ORLANDO, FLA – Evans Head Boys Soccer Coach Ray Bornacelli wants his players to give their all every match. He doesn’t have to send that message to three of his players. Brothers Roldy, Older and Gelder Geneus bring that approach every time they step on the pitch.
“They fight where they’re told and they win where they fight and these guys are soldiers,” Bornacelli said. “In the end they’ll do whatever it takes to win a match.”
“You have to be like a solider to play,” Older said. “You can’t give up, you just got to keep on doing your thing.”
The Geneus brothers have done their thing all season. Juniors Roldy and Older are considered two of the best players in Central Florida while freshman Gelder has the potential to be even better.
“I like winning,” Roldy said. “It’s all about winning. When I’m not winning I get frustrated.”
After a 2-5-1 start, it was easy for frustration to set it. The Geneus brothers refused to let that happen. Soccer isn’t just a game to them, it’s an escape.
“I’m playing having the best time for today but when it’s time to go home I’m going to think about something different,” said Gelder.

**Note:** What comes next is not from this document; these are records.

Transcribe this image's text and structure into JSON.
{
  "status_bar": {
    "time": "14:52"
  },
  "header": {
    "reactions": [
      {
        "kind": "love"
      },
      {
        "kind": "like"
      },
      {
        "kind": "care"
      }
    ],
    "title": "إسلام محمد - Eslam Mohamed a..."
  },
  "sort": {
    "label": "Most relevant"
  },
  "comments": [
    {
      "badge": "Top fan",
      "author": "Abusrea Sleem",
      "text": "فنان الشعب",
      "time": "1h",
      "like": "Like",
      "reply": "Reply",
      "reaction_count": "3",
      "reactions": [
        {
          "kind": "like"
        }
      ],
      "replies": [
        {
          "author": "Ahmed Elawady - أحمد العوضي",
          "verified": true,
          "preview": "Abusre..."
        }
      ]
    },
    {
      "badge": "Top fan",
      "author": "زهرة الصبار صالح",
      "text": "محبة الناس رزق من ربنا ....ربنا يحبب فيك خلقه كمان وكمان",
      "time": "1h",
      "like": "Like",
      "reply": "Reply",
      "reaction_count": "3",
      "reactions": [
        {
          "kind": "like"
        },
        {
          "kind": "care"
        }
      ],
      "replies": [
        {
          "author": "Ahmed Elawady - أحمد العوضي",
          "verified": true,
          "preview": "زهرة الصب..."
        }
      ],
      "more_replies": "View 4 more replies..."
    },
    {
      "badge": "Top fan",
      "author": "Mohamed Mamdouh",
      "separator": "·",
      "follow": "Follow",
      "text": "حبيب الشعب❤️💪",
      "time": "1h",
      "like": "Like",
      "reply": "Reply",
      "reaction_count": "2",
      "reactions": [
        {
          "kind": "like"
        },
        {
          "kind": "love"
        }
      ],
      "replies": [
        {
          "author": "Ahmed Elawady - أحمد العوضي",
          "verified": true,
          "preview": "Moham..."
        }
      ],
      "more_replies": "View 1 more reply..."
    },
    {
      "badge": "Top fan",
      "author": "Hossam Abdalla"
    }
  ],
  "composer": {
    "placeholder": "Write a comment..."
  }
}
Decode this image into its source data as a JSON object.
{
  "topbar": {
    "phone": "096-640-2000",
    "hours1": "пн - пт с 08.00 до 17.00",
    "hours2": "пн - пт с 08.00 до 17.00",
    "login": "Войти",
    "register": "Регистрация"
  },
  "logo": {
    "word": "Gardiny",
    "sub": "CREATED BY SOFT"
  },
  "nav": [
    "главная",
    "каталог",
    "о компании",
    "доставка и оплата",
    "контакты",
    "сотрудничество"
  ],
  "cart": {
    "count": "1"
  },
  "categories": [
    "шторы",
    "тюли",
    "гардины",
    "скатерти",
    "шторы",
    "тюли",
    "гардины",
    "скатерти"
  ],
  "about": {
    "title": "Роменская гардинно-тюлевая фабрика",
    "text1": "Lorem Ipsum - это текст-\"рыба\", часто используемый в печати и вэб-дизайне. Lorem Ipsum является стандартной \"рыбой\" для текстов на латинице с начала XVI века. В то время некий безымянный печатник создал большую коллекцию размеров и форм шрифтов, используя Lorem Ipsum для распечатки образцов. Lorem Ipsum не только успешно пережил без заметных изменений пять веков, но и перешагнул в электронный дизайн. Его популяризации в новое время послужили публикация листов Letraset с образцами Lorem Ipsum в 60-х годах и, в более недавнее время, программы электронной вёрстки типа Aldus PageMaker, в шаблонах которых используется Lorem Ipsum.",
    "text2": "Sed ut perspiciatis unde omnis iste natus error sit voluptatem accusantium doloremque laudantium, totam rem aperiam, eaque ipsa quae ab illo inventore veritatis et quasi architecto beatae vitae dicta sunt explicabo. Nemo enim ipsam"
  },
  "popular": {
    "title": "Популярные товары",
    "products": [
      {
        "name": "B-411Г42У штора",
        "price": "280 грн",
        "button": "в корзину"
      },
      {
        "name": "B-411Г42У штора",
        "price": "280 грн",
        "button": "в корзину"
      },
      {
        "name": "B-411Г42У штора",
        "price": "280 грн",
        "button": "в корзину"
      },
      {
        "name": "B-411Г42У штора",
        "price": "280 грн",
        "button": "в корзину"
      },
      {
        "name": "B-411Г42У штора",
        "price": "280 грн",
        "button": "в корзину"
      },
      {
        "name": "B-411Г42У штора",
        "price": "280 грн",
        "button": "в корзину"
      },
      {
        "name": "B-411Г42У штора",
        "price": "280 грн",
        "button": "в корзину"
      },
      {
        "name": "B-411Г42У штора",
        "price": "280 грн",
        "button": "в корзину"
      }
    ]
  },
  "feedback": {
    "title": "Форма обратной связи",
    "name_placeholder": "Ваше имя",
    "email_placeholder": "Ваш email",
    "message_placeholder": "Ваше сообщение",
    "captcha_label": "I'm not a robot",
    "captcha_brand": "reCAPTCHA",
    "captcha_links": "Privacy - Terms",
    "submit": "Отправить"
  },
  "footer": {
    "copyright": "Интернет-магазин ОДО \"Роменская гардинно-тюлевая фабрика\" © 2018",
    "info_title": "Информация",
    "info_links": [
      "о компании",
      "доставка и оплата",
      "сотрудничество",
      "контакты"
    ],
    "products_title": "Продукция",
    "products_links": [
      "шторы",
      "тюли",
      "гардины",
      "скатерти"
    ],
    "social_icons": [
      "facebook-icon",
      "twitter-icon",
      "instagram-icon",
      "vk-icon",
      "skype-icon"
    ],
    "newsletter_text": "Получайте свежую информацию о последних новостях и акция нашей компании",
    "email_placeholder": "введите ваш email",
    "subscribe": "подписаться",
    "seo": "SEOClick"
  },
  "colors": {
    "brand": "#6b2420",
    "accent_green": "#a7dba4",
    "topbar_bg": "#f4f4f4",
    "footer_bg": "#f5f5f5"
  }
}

Last spring, the Geneus trio didn’t have a home to go to following a fire at the Hibiscus Place Apartments in Orlando.
“I was inside sleeping and I heard someone call my name and when I woke up the fire was already in the living room and I have to find my way out of the house,” Older said. “Everything was inside burning. We didn’t have nothing. No passport or social security. We couldn’t go inside in take anything because everything got burned.”
The Geneus family was unable to salvage anything. Important documents, clothing and all soccer equipment was destroyed.
“To just see everything fall down and we have to restart again was hard,” Roldy said, “but again we have to be patient.
Patience is something not lost on this family. Eight years ago they learned to be patient when their native country Haiti was decimated by the earthquake. The Geneuses were not affected but they say the destruction.
“We could walk a mile and see people dying,” Older said. “We could see people crying.”
Three years later the brothers began their life in America, but the images of their home country still motivate them to push forward.
“I think many times there’s people that’s been through worse, and they keep their heads up and moving,” Roldy said.
The brothers have done just that. Through natural disasters and house fires, they’ve mustered the strength to move forward.
“In soccer you got to be patient and sure,” Roldy said. “You got to believe in yourself and so is life.”
Pride and perseverance; two things constantly preached in Haitian culture. Roldy, Older and Gelder Geneus carry those traits with them on the pitch and in life.
“Don’t ever let yourself down,” Gelder said. “Don’t quit. Just know a better day is going to come.”